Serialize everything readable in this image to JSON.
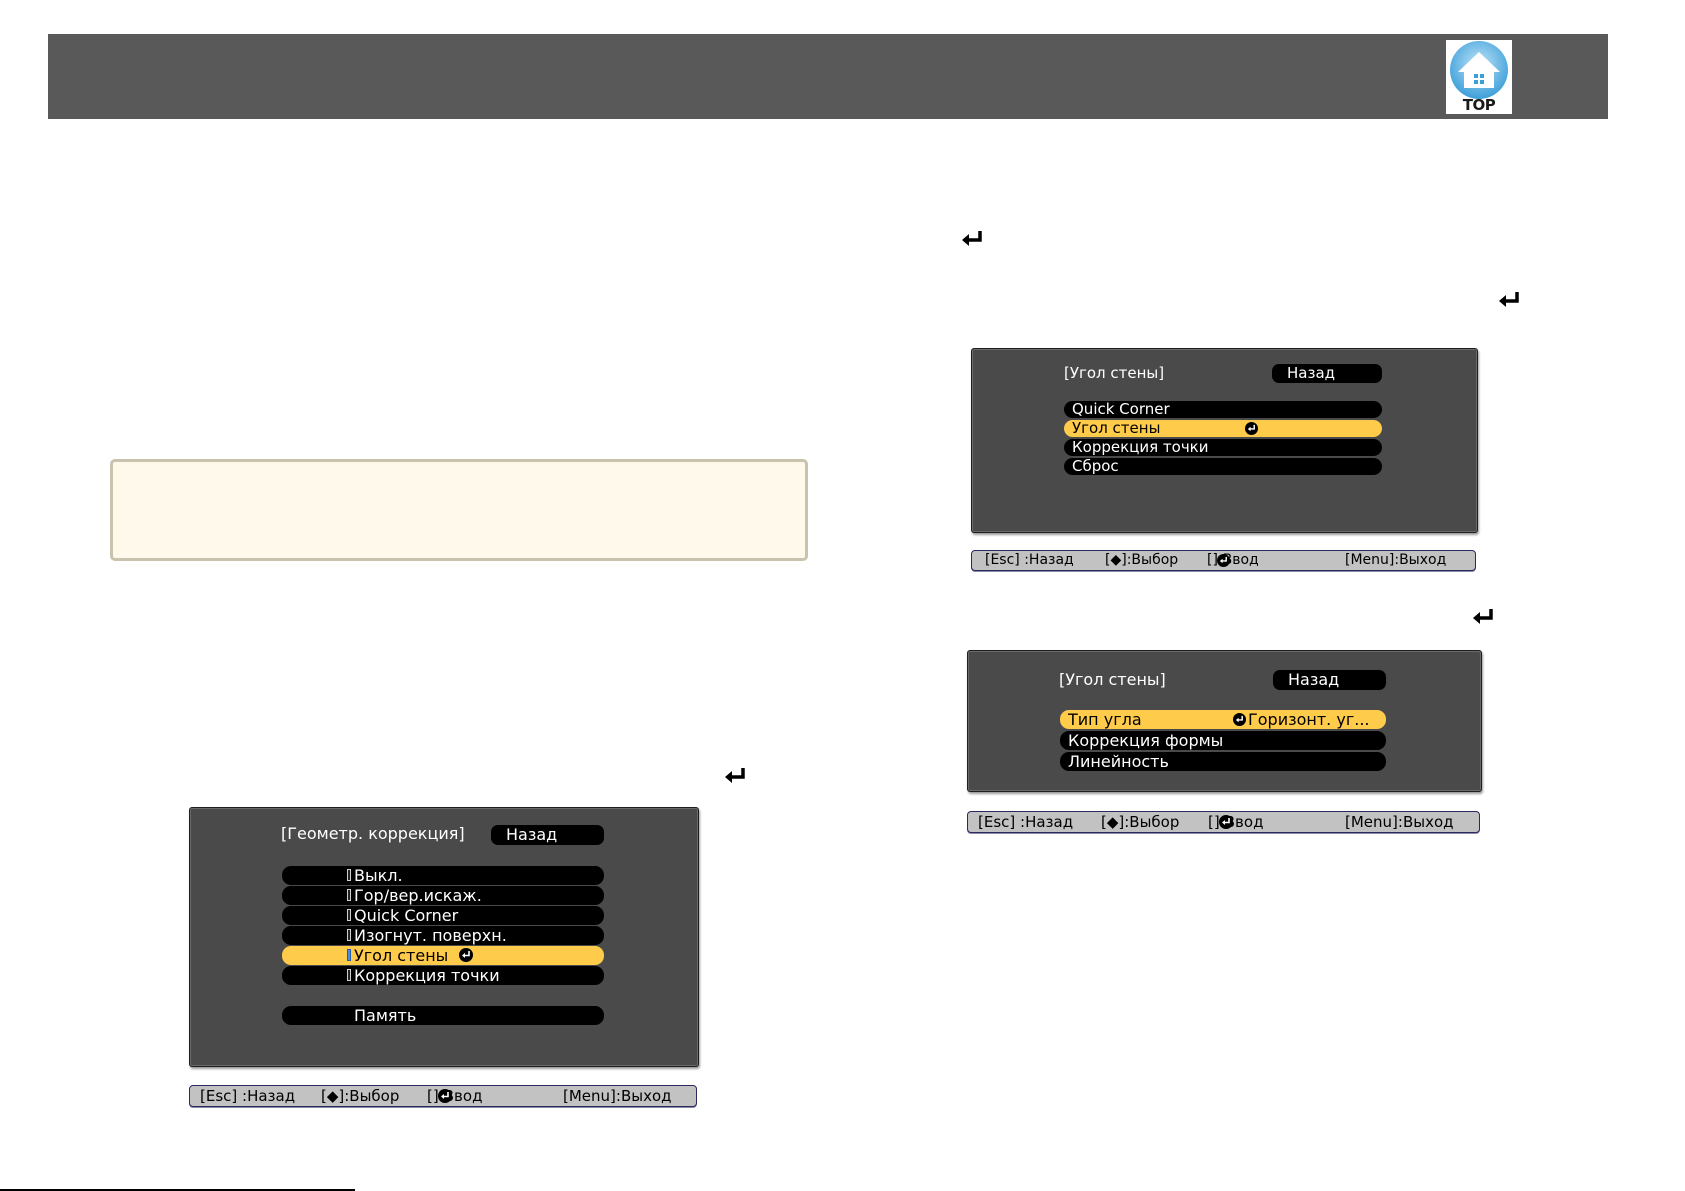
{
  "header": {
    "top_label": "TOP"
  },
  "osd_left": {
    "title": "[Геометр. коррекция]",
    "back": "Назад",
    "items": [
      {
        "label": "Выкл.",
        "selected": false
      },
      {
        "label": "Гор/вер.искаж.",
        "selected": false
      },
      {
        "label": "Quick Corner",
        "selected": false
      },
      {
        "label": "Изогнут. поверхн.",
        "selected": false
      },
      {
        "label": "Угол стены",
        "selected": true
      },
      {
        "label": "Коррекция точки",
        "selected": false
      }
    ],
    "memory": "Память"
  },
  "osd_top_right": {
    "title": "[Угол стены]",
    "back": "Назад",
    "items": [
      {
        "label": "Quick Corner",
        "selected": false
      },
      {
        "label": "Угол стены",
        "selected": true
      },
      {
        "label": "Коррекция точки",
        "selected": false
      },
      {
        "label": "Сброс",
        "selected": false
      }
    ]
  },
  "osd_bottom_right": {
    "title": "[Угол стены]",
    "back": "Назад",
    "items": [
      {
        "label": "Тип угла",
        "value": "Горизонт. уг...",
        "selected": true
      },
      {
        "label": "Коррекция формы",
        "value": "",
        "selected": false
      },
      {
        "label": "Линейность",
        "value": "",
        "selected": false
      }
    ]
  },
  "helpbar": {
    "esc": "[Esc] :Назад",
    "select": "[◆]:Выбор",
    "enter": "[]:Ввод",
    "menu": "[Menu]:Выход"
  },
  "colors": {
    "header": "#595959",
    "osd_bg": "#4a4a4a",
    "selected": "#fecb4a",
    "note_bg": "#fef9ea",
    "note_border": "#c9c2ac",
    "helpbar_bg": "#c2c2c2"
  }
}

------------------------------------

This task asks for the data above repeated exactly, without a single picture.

Serialize everything readable in this image to JSON.
{
  "header": {
    "top_label": "TOP"
  },
  "osd_left": {
    "title": "[Геометр. коррекция]",
    "back": "Назад",
    "items": [
      {
        "label": "Выкл.",
        "selected": false
      },
      {
        "label": "Гор/вер.искаж.",
        "selected": false
      },
      {
        "label": "Quick Corner",
        "selected": false
      },
      {
        "label": "Изогнут. поверхн.",
        "selected": false
      },
      {
        "label": "Угол стены",
        "selected": true
      },
      {
        "label": "Коррекция точки",
        "selected": false
      }
    ],
    "memory": "Память"
  },
  "osd_top_right": {
    "title": "[Угол стены]",
    "back": "Назад",
    "items": [
      {
        "label": "Quick Corner",
        "selected": false
      },
      {
        "label": "Угол стены",
        "selected": true
      },
      {
        "label": "Коррекция точки",
        "selected": false
      },
      {
        "label": "Сброс",
        "selected": false
      }
    ]
  },
  "osd_bottom_right": {
    "title": "[Угол стены]",
    "back": "Назад",
    "items": [
      {
        "label": "Тип угла",
        "value": "Горизонт. уг...",
        "selected": true
      },
      {
        "label": "Коррекция формы",
        "value": "",
        "selected": false
      },
      {
        "label": "Линейность",
        "value": "",
        "selected": false
      }
    ]
  },
  "helpbar": {
    "esc": "[Esc] :Назад",
    "select": "[◆]:Выбор",
    "enter": "[]:Ввод",
    "menu": "[Menu]:Выход"
  },
  "colors": {
    "header": "#595959",
    "osd_bg": "#4a4a4a",
    "selected": "#fecb4a",
    "note_bg": "#fef9ea",
    "note_border": "#c9c2ac",
    "helpbar_bg": "#c2c2c2"
  }
}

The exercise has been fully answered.